What is the best news for Bangladesh environment in 2020? Some may say Coronavirus, as it has given much needed respite to some of the critical forests and ecosystems in the country and for a few months in the first half of the year it dramatically brought down air, road and water pollution. But the impact of the virus was barely felt in the second part of the year as human activities returned to full swing and production in the factories matched pre-Vovif period.
Conservationists would point to several breakthroughs including the sighting of Dhole, an almost extinct Asian jungle dog in a tiny forest in Sylhet, after decades, the stepped-up attempt to save some of the critically endangered tortoises in the Chittagong hill tracts. The announcement by the authorities that they would cut down on the number of coal-fired power plants also come a very good news for the campaigners. There have been some concerted efforts to evict river grabbers, although real progress was limited. More green factories mean more attempts by the Garment manufacturers to cut electricity and water use and make a dent on effluent management.

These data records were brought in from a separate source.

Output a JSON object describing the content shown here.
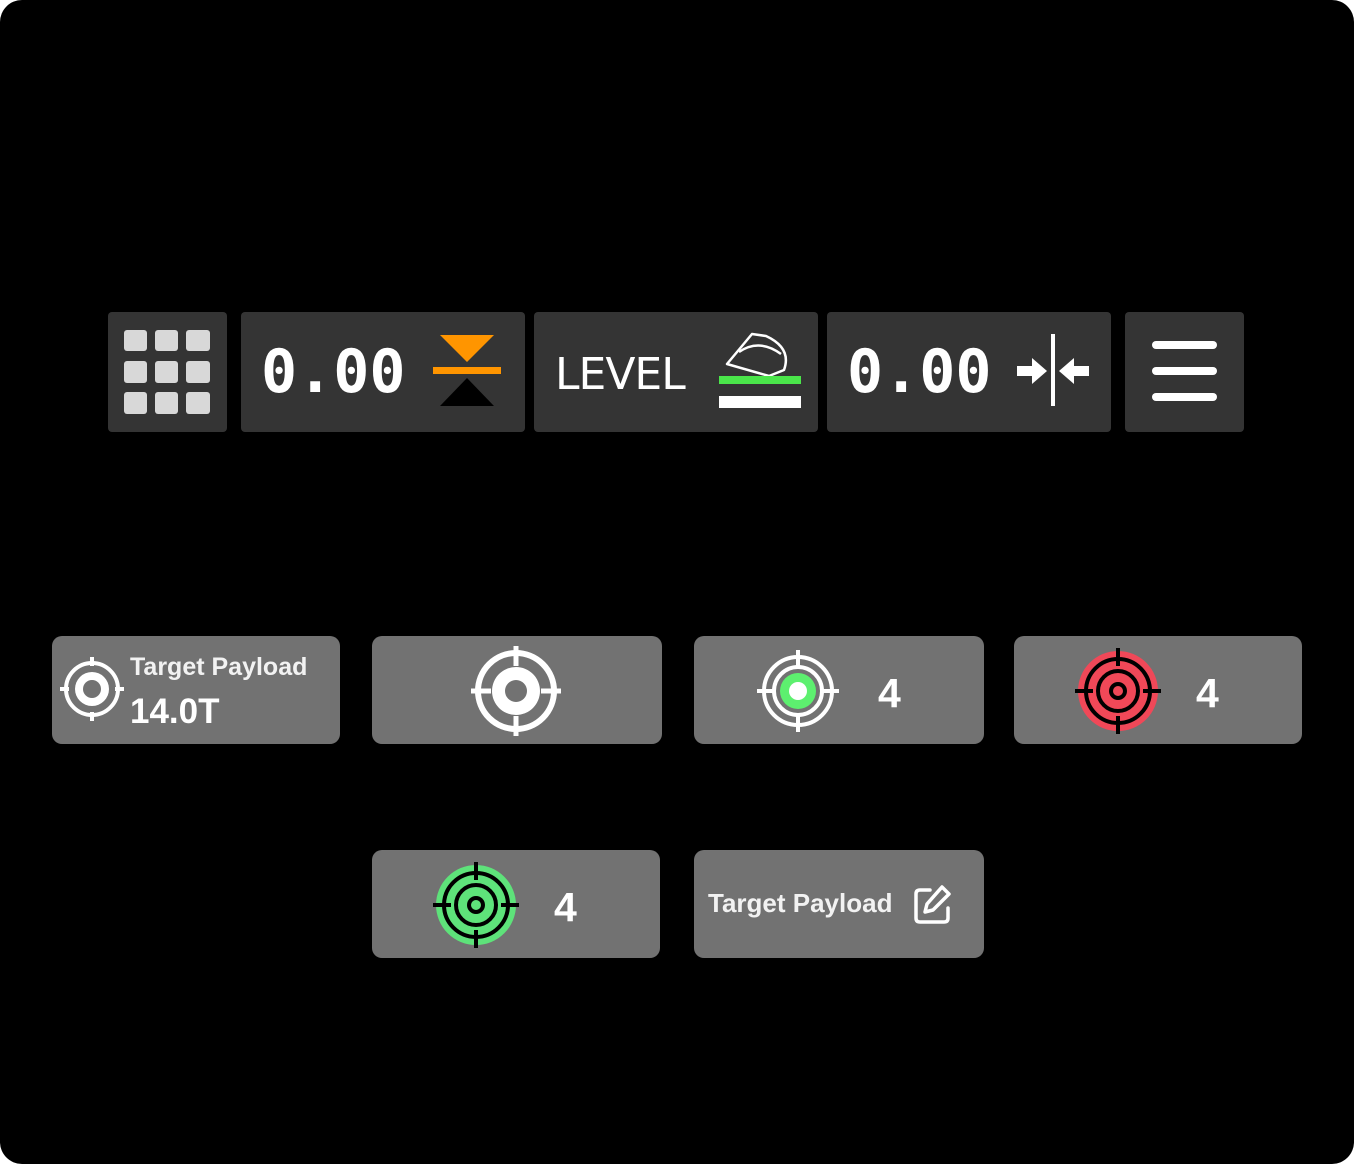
{
  "toolbar": {
    "apps_icon": "grid-icon",
    "height_value": "0.00",
    "height_icon": "height-alignment-icon",
    "level_label": "LEVEL",
    "level_icon": "bucket-level-icon",
    "width_value": "0.00",
    "width_icon": "width-alignment-icon",
    "menu_icon": "hamburger-menu-icon"
  },
  "payload_cards": {
    "summary": {
      "label": "Target Payload",
      "value": "14.0T",
      "icon": "target-icon"
    },
    "target_only": {
      "icon": "target-icon"
    },
    "target_light_green": {
      "count": "4",
      "icon": "target-icon",
      "color": "#5df06f"
    },
    "target_red": {
      "count": "4",
      "icon": "target-icon",
      "color": "#f04858"
    },
    "target_green": {
      "count": "4",
      "icon": "target-icon",
      "color": "#5ee27a"
    },
    "edit": {
      "label": "Target Payload",
      "icon": "edit-icon"
    }
  },
  "colors": {
    "background": "#000000",
    "tile": "#343434",
    "card": "#727272",
    "orange": "#ff9500",
    "green": "#4ae54a",
    "red": "#f04858"
  }
}
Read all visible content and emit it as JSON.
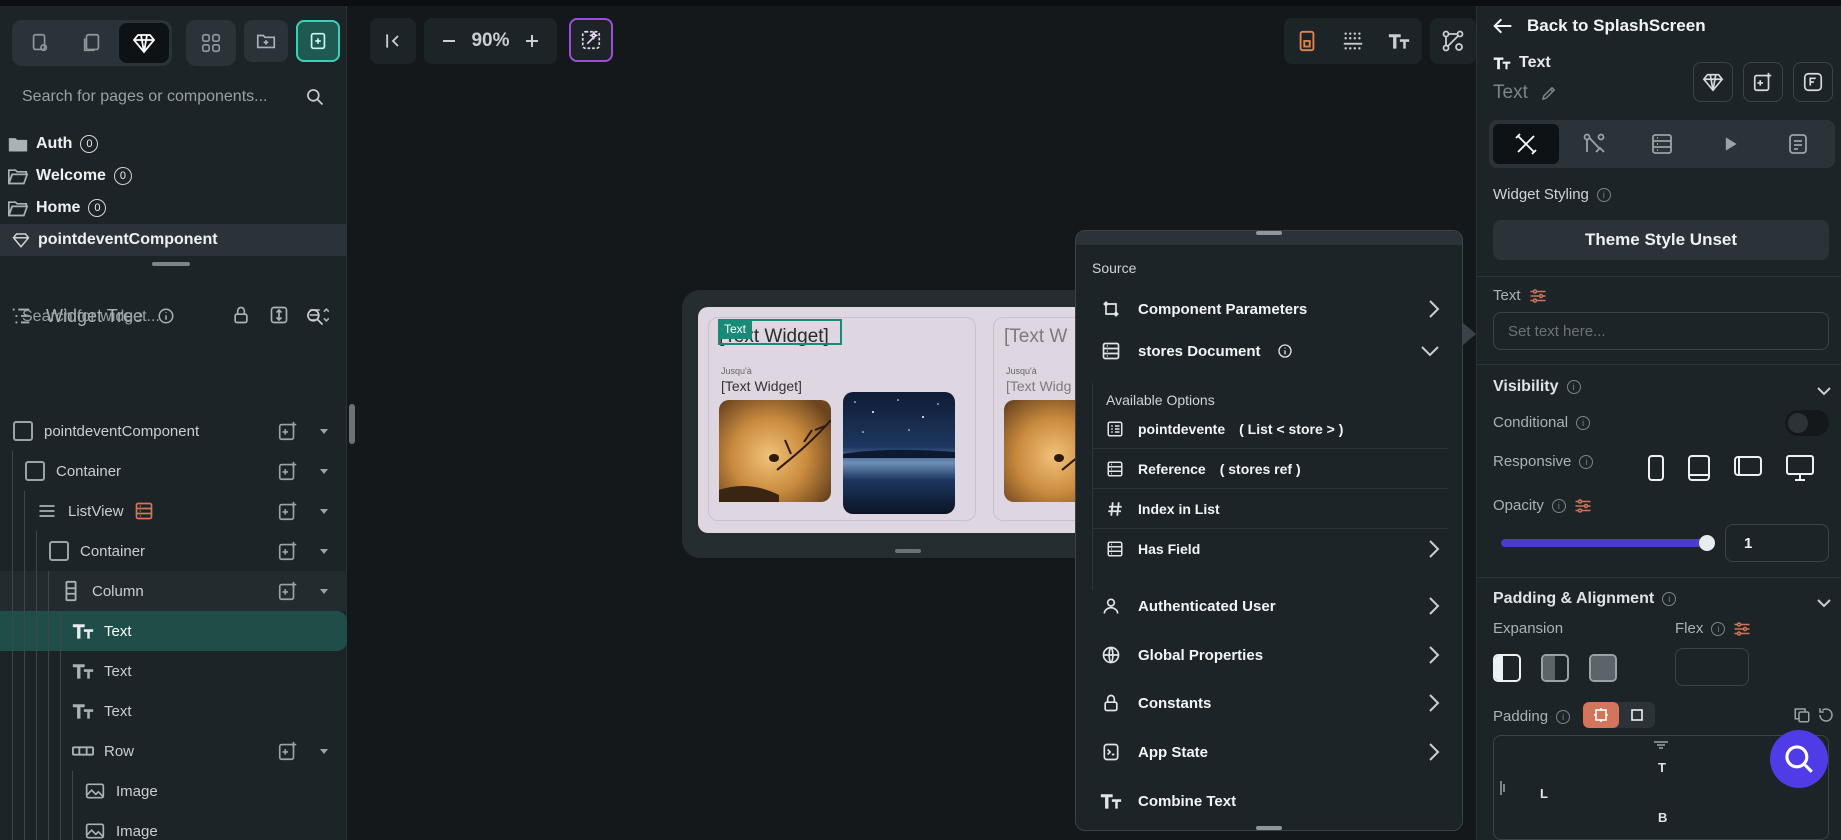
{
  "left_panel": {
    "page_search_placeholder": "Search for pages or components...",
    "pages": [
      {
        "name": "Auth",
        "count": "0"
      },
      {
        "name": "Welcome",
        "count": "0"
      },
      {
        "name": "Home",
        "count": "0"
      }
    ],
    "component": "pointdeventComponent",
    "widget_tree_title": "Widget Tree",
    "widget_search_placeholder": "Search for widget...",
    "tree": [
      {
        "label": "pointdeventComponent"
      },
      {
        "label": "Container"
      },
      {
        "label": "ListView"
      },
      {
        "label": "Container"
      },
      {
        "label": "Column"
      },
      {
        "label": "Text"
      },
      {
        "label": "Text"
      },
      {
        "label": "Text"
      },
      {
        "label": "Row"
      },
      {
        "label": "Image"
      },
      {
        "label": "Image"
      }
    ]
  },
  "canvas": {
    "zoom": "90%",
    "selection_tag": "Text",
    "cards": [
      {
        "heading": "[Text Widget]",
        "jusqua": "Jusqu'à",
        "subtext": "[Text Widget]"
      },
      {
        "heading": "[Text W",
        "jusqua": "Jusqu'à",
        "subtext": "[Text Widg"
      }
    ]
  },
  "source_popup": {
    "title": "Source",
    "items": [
      {
        "label": "Component Parameters",
        "icon": "parameters-icon"
      },
      {
        "label": "stores Document",
        "icon": "document-icon"
      }
    ],
    "available_options_label": "Available Options",
    "options": [
      {
        "label": "pointdevente",
        "type": "( List < store > )"
      },
      {
        "label": "Reference",
        "type": "( stores ref )"
      },
      {
        "label": "Index in List",
        "type": ""
      },
      {
        "label": "Has Field",
        "type": ""
      }
    ],
    "more_items": [
      {
        "label": "Authenticated User"
      },
      {
        "label": "Global Properties"
      },
      {
        "label": "Constants"
      },
      {
        "label": "App State"
      },
      {
        "label": "Combine Text"
      }
    ]
  },
  "right_panel": {
    "back_label": "Back to SplashScreen",
    "widget_type": "Text",
    "widget_name": "Text",
    "widget_styling": "Widget Styling",
    "theme_style": "Theme Style Unset",
    "text_label": "Text",
    "text_placeholder": "Set text here...",
    "visibility": "Visibility",
    "conditional": "Conditional",
    "responsive": "Responsive",
    "opacity": "Opacity",
    "opacity_value": "1",
    "padding_alignment": "Padding & Alignment",
    "expansion": "Expansion",
    "flex": "Flex",
    "padding": "Padding",
    "pad_top": "T",
    "pad_left": "L",
    "pad_bottom": "B"
  },
  "colors": {
    "accent": "#39d2b4",
    "selection": "#1a8a78",
    "brand_purple": "#4f3ce6",
    "slider": "#4b3cc9",
    "padding_active": "#d2755a"
  }
}
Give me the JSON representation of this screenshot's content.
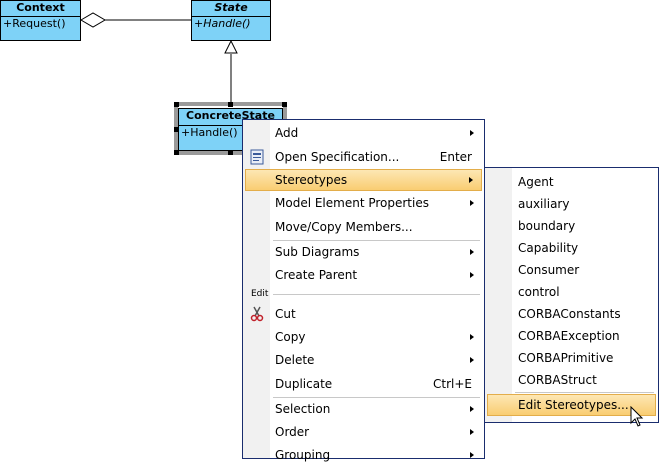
{
  "diagram": {
    "context": {
      "name": "Context",
      "operation": "+Request()"
    },
    "state": {
      "name": "State",
      "operation": "+Handle()"
    },
    "concrete": {
      "name": "ConcreteState",
      "operation": "+Handle()"
    }
  },
  "context_menu": {
    "items": [
      {
        "label": "Add",
        "submenu": true
      },
      {
        "label": "Open Specification...",
        "shortcut": "Enter",
        "icon": "specification-icon"
      },
      {
        "label": "Stereotypes",
        "submenu": true,
        "highlighted": true
      },
      {
        "label": "Model Element Properties",
        "submenu": true
      },
      {
        "label": "Move/Copy Members..."
      },
      {
        "label": "Sub Diagrams",
        "submenu": true
      },
      {
        "label": "Create Parent",
        "submenu": true
      },
      {
        "label": "Cut",
        "icon": "scissors-icon"
      },
      {
        "label": "Copy",
        "submenu": true
      },
      {
        "label": "Delete",
        "submenu": true
      },
      {
        "label": "Duplicate",
        "shortcut": "Ctrl+E"
      },
      {
        "label": "Selection",
        "submenu": true
      },
      {
        "label": "Order",
        "submenu": true
      },
      {
        "label": "Grouping",
        "submenu": true
      }
    ],
    "group_label": "Edit"
  },
  "stereotypes_menu": {
    "items": [
      "Agent",
      "auxiliary",
      "boundary",
      "Capability",
      "Consumer",
      "control",
      "CORBAConstants",
      "CORBAException",
      "CORBAPrimitive",
      "CORBAStruct"
    ],
    "edit_label": "Edit Stereotypes..."
  },
  "colors": {
    "class_fill": "#7ed2f7",
    "menu_border": "#1a2d6e",
    "highlight": "#f9cd72"
  }
}
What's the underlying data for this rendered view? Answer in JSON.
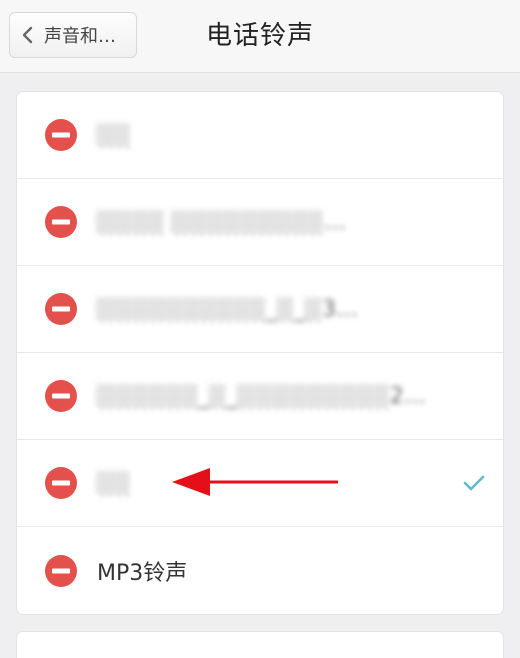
{
  "navbar": {
    "back_label": "声音和…",
    "title": "电话铃声"
  },
  "ringtones": [
    {
      "label": "░░",
      "blurred": true,
      "selected": false
    },
    {
      "label": "░░░░ ░░░░░░░░░…",
      "blurred": true,
      "selected": false
    },
    {
      "label": "░░░░░░░░░░_░_░3…",
      "blurred": true,
      "selected": false
    },
    {
      "label": "░░░░░░_░_░░░░░░░░░2…",
      "blurred": true,
      "selected": false
    },
    {
      "label": "░░",
      "blurred": true,
      "selected": true
    },
    {
      "label": "MP3铃声",
      "blurred": false,
      "selected": false
    }
  ],
  "colors": {
    "delete_red": "#e4504b",
    "check_teal": "#5fbcc6",
    "annotation_arrow": "#e3101a"
  },
  "icons": {
    "back": "chevron-left-icon",
    "delete": "minus-circle-icon",
    "selected": "checkmark-icon"
  }
}
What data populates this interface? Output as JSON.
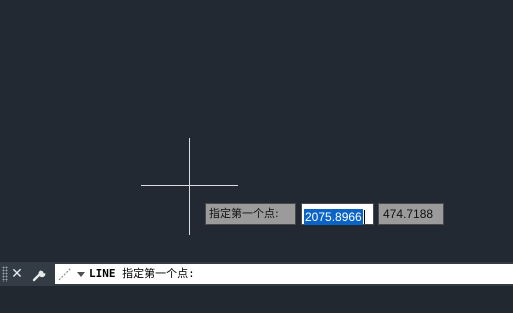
{
  "dynamic_input": {
    "prompt_label": "指定第一个点:",
    "x_value": "2075.8966",
    "y_value": "474.7188"
  },
  "command_line": {
    "close_label": "✕",
    "command_name": "LINE",
    "command_prompt": "指定第一个点:",
    "text_color": "#000000"
  },
  "colors": {
    "canvas_background": "#222932",
    "crosshair": "#d8dde3",
    "selection": "#0a64c8",
    "command_bar": "#333b45"
  }
}
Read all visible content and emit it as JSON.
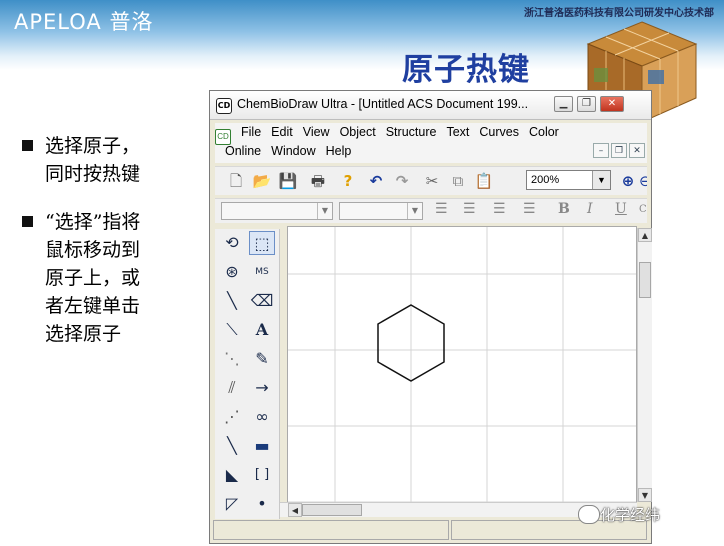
{
  "slide": {
    "logo": "APELOA 普洛",
    "company": "浙江普洛医药科技有限公司研发中心技术部",
    "title": "原子热键",
    "bullets": [
      "选择原子，\n同时按热键",
      "“选择”指将\n鼠标移动到\n原子上，或\n者左键单击\n选择原子"
    ],
    "watermark": "化学经纬"
  },
  "window": {
    "app_icon": "CD",
    "title": "ChemBioDraw Ultra - [Untitled ACS Document 199...",
    "controls": [
      "minimize-icon",
      "restore-icon",
      "close-icon"
    ],
    "menu_row1": [
      "File",
      "Edit",
      "View",
      "Object",
      "Structure",
      "Text",
      "Curves",
      "Color"
    ],
    "menu_row2": [
      "Online",
      "Window",
      "Help"
    ],
    "zoom_value": "200%",
    "font_format_buttons": [
      "B",
      "I",
      "U",
      "C"
    ],
    "palette_text_tool": "A",
    "palette_bracket_tool": "[ ]",
    "palette_mass_label": "MS"
  },
  "colors": {
    "title_blue": "#1f3fa0",
    "header_blue": "#3f8fc7"
  }
}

But in a nation, where polluters are the biggest pay masters and where plastic pollution has reached an alarming level, thanks to the marrying muscle of some of the biggest homegrown companies like Pran. Coca Cola, Pepsi, Unilever, Fresh and Bombay chips, good news for the environment was extremely few and far between. And in addition, the year marked the start of the production of the country’s largest 1, 320 megawatt Payra coal-fired power plant. It started generating power in full scale in October, imperiling much of the country’s fragile Meghna estuary evo system. And then there has been some massive environmental degradation in the islands of Maheshkhali and Matarbari where we are building some of the country’s largest coal based power plants.
Still, there is one big news for our environment that escaped our radars: electric battery powered rickshaws are now the biggest modes of transportation across the country. As the government ensured electricity supply to 99.9 percent villages in the country, it triggered a massive boom for the use of electric powered battery run rickshaws, rickshaw vans and autos in the country. Even a few years ago, these these electric vehicles were unevenly distributed owing largely to the fact that not all the regions were getting 24 hour power supply. But now thanks to power glut and major improvement in power distribution, almost every house in the country now has easy access to electricity. As a result, electric charging of the batteries that these hundreds of thousands of vehicles use is no longer an issue.
The outcome is a revolution. It ushered in the end of non-motorised human driven vehicles in the country. You would still see some human driven rickshaws, but these are available only in major cities such as Dhaka and Chittagong. They are on their last legs and are dying out fast. One day, like what happened to the 3,000-year-old hand pulled ploughs and Goon Tana Nouka some two decades, these hand driven rickshaws will die a silent death in a year or two.
The domination of electric rickshaws, meanwhile, is now complete. They brought speed and comfort in rural transportation.. But they also massively improved environments – – both air and ground – – in our villages and rural towns. They also cut noise pollution to almost zero. Much of the rural Bangladesh is now a tourist paradise thanks to these battery run electric powered rickshaws. Yes, they underline Chinese influence in our economy., as almost all these electric vehicles are imported from the Middle Kingdom. But I am sure soon enough local companies like Walton, Runner and Pran would start manufacturing them in Bangladesh. A billon dolar market has been created and it is now for the local firns to grab it.